▶ [Task goal] Return each line of the listing that follows in which the string "with" can be found.

▶ [The records]
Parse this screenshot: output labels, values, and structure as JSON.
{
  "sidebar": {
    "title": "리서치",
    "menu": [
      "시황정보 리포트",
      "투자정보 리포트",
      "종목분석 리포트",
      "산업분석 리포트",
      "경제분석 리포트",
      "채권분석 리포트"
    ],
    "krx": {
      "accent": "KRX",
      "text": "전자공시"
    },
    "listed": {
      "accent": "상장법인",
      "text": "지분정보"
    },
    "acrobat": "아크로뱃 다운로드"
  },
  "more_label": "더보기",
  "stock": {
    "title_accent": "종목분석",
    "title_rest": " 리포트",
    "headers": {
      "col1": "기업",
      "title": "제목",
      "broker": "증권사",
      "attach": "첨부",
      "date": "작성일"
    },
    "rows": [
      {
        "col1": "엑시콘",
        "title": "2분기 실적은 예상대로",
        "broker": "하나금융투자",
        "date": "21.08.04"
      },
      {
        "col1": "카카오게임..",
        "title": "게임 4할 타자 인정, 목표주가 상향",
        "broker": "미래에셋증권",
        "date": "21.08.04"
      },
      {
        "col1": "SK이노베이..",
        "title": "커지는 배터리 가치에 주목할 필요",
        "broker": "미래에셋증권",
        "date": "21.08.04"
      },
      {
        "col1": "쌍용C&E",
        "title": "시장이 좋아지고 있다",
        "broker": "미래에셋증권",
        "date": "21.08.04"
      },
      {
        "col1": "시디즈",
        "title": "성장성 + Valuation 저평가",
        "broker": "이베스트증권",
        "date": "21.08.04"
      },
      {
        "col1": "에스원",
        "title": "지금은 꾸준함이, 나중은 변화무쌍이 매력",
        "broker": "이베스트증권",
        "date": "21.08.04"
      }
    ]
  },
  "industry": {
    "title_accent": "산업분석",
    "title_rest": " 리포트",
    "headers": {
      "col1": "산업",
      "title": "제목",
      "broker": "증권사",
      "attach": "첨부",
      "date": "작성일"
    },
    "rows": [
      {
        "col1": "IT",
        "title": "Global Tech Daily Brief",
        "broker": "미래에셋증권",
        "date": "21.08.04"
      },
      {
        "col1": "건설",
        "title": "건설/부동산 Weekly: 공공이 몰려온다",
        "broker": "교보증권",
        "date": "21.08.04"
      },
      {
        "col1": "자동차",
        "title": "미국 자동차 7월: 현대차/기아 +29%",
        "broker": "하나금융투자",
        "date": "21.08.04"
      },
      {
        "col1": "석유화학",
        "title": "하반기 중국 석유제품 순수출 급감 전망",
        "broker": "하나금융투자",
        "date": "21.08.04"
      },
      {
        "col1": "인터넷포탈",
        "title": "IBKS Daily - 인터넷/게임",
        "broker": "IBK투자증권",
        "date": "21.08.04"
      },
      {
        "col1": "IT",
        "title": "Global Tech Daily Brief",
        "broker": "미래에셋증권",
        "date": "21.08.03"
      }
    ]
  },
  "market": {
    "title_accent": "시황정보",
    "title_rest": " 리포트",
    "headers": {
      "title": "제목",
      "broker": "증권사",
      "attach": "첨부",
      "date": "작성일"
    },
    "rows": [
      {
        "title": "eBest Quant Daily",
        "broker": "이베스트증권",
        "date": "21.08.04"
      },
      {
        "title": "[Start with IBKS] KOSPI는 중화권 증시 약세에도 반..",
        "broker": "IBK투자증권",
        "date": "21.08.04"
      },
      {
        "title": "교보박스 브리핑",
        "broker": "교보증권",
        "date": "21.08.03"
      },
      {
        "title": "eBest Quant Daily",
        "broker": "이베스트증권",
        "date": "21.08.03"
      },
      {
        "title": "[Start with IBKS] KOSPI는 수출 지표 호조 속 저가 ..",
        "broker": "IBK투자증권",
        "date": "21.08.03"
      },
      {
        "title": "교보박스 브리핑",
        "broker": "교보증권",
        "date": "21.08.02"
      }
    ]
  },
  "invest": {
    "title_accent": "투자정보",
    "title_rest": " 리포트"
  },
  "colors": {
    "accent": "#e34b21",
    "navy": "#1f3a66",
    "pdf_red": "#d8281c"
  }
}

▶ [Exercise output]
        "title": "[Start with IBKS] KOSPI는 중화권 증시 약세에도 반..",
        "title": "[Start with IBKS] KOSPI는 수출 지표 호조 속 저가 ..",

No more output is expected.